> _Problem requirements_:
The lines to return are those from the line holding "Serialize everything readable" through the last line of the entries below, both included, written exactly and without pictures.

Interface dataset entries

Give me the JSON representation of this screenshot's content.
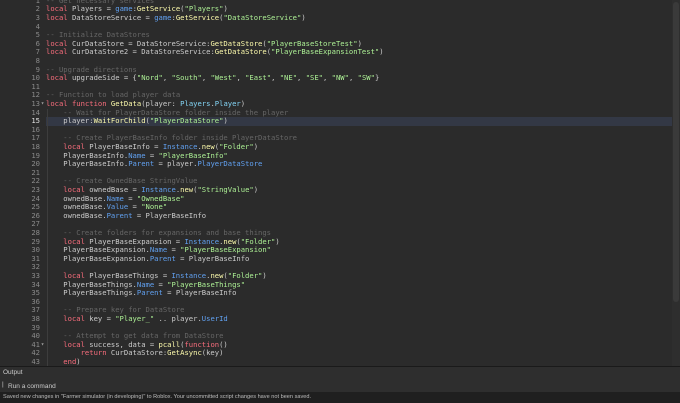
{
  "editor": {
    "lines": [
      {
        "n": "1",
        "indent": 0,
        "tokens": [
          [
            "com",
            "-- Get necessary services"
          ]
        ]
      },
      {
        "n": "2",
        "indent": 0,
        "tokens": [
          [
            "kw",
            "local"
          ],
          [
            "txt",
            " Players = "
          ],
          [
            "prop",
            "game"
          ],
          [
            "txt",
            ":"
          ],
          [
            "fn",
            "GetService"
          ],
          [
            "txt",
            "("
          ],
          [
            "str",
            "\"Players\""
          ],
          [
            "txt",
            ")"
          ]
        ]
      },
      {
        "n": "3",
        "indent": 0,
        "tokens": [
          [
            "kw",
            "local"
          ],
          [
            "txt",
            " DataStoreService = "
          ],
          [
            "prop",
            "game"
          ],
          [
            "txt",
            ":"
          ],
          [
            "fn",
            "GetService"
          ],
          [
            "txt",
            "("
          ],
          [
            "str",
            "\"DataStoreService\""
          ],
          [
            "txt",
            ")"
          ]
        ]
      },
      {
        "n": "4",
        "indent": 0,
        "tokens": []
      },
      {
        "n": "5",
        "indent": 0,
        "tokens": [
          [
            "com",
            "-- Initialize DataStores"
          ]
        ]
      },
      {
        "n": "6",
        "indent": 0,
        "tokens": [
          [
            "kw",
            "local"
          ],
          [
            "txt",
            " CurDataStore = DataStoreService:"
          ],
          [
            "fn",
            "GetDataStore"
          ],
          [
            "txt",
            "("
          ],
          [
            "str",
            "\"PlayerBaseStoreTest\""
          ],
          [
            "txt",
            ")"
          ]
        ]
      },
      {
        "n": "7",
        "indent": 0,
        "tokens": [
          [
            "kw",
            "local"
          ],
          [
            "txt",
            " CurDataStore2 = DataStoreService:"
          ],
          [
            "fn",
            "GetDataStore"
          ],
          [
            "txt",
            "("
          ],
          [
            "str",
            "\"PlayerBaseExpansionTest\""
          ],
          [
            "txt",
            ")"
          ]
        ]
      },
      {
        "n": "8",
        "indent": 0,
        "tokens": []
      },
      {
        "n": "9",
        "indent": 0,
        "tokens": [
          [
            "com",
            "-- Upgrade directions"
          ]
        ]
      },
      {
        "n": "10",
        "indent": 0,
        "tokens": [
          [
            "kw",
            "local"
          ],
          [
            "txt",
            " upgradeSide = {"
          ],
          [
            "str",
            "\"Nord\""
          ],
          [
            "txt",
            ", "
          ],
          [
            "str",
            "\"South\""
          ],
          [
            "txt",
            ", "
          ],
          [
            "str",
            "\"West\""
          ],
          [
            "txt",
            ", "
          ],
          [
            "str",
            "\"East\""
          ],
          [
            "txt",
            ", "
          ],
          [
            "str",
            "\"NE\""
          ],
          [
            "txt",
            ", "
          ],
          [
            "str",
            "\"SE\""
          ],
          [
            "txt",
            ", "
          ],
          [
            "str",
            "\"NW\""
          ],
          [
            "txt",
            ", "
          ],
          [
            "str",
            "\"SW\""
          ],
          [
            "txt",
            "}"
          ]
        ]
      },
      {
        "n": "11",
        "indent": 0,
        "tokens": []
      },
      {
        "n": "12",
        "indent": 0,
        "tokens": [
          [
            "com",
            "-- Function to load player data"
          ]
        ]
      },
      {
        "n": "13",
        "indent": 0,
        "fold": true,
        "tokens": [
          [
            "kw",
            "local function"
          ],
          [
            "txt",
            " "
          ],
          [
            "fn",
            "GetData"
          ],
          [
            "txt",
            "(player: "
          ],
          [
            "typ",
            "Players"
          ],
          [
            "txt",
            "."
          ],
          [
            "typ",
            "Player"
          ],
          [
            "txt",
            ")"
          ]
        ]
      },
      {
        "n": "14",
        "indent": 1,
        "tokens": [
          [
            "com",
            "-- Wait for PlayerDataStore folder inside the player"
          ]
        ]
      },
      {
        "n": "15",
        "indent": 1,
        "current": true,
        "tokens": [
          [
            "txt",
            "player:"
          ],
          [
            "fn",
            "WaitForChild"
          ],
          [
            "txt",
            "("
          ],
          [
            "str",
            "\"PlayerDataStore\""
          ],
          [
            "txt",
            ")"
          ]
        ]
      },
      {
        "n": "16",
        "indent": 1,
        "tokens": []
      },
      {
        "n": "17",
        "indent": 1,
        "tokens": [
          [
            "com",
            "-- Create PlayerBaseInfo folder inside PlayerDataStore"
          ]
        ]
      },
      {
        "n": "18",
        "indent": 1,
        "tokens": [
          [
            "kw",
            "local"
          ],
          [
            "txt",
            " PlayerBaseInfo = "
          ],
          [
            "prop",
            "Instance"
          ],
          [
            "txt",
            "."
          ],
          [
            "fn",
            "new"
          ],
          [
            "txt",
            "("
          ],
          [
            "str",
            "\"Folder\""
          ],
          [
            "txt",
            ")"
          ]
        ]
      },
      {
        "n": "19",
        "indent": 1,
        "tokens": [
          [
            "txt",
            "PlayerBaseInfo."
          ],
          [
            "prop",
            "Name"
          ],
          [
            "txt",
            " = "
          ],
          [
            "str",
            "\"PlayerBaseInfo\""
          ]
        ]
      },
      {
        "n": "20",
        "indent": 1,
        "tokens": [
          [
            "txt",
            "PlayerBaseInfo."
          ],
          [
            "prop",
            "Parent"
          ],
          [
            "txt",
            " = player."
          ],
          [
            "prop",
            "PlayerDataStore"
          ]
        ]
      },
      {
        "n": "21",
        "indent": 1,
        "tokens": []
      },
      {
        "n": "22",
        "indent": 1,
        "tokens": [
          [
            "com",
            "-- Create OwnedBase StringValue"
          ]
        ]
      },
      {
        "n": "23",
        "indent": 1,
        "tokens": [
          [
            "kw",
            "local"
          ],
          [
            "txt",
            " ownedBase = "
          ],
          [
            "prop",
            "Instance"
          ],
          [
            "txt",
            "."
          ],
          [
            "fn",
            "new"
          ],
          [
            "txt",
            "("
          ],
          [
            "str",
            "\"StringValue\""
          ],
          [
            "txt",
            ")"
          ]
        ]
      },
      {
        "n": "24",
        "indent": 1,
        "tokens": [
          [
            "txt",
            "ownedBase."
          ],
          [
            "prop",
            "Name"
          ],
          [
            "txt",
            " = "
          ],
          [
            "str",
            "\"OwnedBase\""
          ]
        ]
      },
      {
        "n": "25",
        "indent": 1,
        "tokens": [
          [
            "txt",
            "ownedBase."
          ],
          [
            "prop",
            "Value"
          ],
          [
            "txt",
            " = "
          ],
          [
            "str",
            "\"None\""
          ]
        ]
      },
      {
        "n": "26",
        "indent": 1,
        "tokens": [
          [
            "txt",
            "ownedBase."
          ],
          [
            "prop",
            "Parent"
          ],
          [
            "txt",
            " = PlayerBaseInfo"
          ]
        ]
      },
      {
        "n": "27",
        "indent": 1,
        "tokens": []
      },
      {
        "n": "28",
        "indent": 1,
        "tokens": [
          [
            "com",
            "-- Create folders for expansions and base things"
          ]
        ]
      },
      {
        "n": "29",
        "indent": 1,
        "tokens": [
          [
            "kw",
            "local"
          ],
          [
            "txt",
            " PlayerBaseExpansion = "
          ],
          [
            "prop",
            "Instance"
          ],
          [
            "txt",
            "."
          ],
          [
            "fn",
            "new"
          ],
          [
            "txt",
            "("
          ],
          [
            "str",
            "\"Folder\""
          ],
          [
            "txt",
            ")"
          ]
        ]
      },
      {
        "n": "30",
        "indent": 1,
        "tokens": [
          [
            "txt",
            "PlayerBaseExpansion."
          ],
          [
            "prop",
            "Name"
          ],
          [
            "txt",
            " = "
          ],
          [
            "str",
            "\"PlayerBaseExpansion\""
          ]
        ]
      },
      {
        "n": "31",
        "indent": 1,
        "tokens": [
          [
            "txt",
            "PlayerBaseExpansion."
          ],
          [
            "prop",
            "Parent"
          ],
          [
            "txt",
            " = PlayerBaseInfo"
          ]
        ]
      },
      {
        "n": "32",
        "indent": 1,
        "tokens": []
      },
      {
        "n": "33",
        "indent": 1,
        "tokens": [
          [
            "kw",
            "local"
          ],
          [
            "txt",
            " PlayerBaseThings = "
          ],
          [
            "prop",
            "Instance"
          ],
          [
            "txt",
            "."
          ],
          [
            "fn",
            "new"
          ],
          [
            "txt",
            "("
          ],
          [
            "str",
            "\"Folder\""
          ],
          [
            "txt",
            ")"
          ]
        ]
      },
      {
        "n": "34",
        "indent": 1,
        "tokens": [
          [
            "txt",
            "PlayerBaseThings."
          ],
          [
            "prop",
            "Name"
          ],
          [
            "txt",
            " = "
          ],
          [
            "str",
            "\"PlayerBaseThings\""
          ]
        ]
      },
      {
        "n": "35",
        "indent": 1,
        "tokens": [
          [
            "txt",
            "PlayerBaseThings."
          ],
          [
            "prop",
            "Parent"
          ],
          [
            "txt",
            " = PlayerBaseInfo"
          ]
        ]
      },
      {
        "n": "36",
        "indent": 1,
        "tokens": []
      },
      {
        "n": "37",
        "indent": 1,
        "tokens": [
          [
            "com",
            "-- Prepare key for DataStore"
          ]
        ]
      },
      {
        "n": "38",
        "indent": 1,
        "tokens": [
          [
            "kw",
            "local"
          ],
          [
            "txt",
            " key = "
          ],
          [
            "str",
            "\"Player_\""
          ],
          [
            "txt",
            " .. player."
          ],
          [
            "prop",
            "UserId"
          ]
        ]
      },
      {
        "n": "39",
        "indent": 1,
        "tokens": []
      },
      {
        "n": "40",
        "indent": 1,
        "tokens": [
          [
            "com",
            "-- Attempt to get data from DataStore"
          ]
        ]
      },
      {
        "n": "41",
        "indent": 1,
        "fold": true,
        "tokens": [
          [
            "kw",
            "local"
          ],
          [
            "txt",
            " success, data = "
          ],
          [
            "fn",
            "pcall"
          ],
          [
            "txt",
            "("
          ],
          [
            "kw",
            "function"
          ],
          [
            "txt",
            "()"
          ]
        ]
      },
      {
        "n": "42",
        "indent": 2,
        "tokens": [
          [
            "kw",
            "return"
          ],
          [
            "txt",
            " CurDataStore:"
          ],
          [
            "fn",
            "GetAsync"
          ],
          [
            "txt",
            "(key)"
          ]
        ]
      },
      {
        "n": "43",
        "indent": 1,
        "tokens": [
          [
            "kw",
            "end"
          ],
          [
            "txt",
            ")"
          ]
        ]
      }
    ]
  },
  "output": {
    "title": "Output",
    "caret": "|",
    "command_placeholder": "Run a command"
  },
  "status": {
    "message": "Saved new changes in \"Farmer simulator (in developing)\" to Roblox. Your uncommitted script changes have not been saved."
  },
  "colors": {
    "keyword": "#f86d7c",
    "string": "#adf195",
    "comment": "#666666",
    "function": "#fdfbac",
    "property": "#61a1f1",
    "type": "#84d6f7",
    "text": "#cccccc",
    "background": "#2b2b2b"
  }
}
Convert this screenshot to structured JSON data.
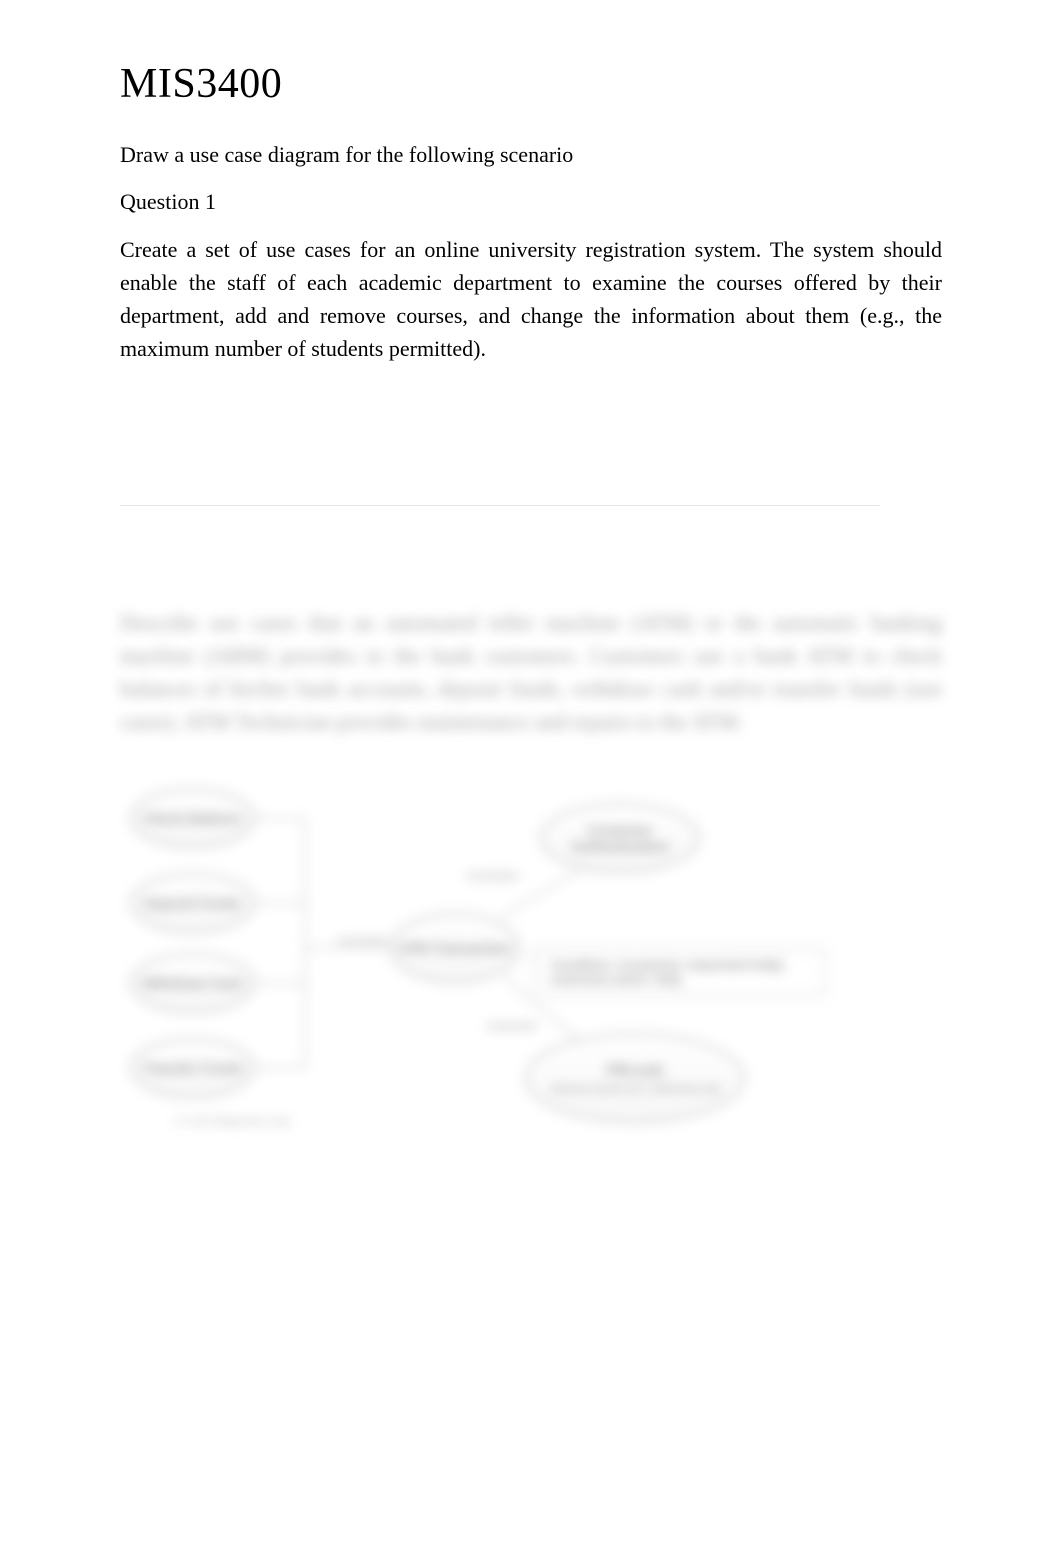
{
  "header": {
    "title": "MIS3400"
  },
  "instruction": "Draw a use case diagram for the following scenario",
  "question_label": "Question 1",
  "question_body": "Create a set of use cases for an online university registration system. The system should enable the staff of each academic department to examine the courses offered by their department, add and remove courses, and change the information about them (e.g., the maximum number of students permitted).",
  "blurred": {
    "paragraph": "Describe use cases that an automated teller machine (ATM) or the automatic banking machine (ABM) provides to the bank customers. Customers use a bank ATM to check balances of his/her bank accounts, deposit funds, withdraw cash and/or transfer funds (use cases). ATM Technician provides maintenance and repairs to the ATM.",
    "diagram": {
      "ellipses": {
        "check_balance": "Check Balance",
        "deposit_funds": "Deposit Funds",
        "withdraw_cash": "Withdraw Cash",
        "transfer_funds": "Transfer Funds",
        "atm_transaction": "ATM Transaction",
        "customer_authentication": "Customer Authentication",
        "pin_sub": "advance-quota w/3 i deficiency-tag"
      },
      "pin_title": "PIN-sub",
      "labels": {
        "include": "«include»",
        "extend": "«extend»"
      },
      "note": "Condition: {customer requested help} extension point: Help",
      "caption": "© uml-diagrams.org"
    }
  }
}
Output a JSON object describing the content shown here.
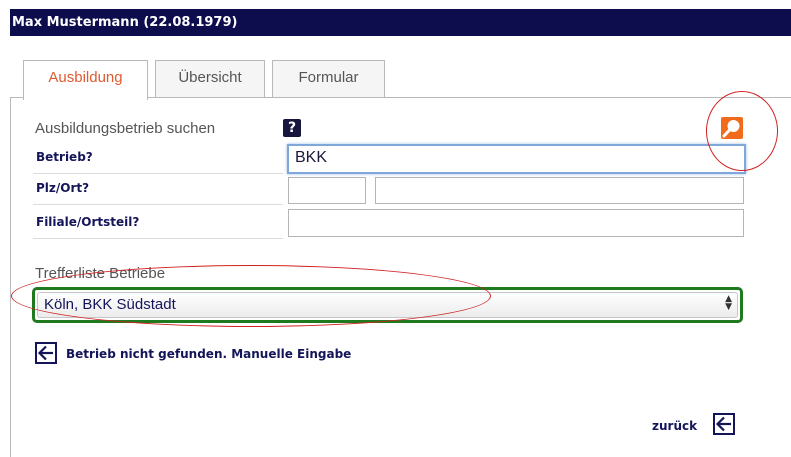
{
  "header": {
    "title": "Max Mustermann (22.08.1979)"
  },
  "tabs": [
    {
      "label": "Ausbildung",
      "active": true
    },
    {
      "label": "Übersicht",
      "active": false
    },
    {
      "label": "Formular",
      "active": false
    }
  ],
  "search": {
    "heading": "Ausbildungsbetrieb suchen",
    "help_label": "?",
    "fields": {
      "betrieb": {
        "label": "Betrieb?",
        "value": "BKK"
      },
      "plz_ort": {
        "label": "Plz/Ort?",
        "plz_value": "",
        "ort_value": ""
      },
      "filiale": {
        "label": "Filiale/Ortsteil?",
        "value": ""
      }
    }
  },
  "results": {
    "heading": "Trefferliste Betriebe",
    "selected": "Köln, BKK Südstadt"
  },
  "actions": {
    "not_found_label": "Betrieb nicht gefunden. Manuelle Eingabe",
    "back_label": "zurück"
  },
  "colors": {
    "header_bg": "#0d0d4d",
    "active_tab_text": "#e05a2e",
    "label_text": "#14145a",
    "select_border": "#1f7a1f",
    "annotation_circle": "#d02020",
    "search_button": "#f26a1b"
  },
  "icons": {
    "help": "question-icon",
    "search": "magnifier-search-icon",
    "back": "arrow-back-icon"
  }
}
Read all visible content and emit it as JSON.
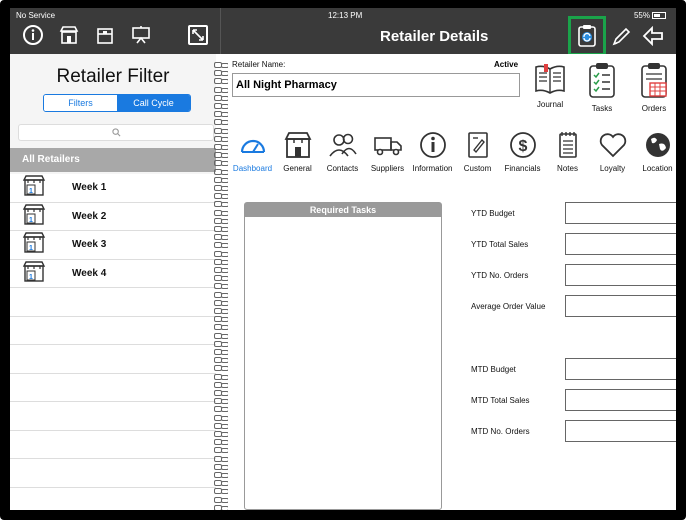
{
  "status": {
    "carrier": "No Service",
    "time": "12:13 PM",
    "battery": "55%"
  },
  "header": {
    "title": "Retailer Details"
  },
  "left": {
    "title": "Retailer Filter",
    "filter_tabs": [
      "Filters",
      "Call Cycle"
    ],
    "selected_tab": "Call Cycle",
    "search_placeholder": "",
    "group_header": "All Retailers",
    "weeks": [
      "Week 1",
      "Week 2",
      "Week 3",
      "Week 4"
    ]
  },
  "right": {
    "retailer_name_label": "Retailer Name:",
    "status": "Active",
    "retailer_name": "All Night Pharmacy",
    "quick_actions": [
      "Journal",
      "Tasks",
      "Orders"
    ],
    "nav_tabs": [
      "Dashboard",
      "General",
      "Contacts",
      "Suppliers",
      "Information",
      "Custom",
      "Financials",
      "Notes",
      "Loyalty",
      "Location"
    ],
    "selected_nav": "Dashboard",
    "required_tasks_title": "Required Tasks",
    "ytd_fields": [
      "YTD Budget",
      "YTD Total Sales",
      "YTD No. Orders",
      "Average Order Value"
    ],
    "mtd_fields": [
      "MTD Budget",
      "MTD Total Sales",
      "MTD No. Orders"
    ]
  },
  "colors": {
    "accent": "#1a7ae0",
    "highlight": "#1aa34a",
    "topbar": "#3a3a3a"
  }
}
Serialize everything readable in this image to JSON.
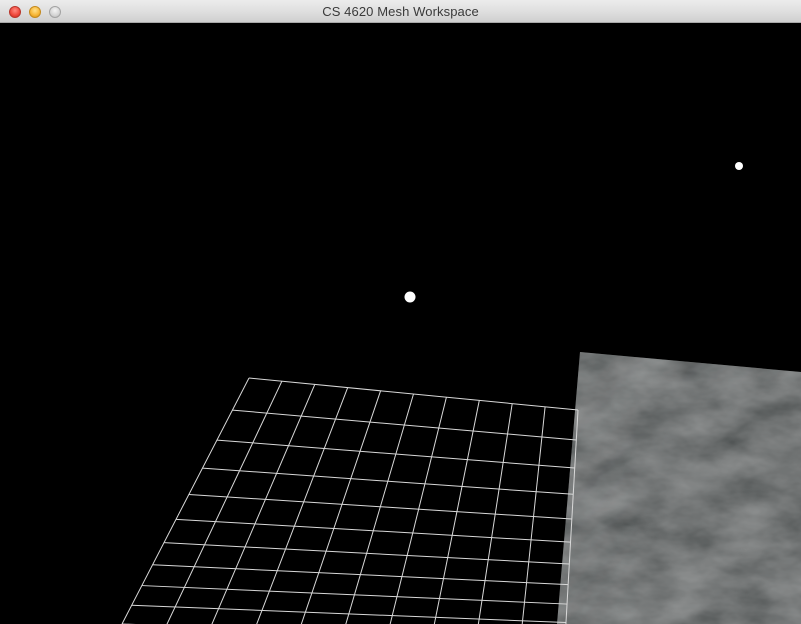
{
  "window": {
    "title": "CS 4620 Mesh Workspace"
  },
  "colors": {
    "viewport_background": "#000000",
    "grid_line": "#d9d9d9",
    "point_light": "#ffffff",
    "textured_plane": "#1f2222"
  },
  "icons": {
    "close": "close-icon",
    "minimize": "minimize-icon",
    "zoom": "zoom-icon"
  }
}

> _Exercise output_:
Serialize everything readable in this image to JSON.
{
  "window": {
    "title": "CS 4620 Mesh Workspace"
  },
  "colors": {
    "viewport_background": "#000000",
    "grid_line": "#d9d9d9",
    "point_light": "#ffffff",
    "textured_plane": "#1f2222"
  },
  "icons": {
    "close": "close-icon",
    "minimize": "minimize-icon",
    "zoom": "zoom-icon"
  }
}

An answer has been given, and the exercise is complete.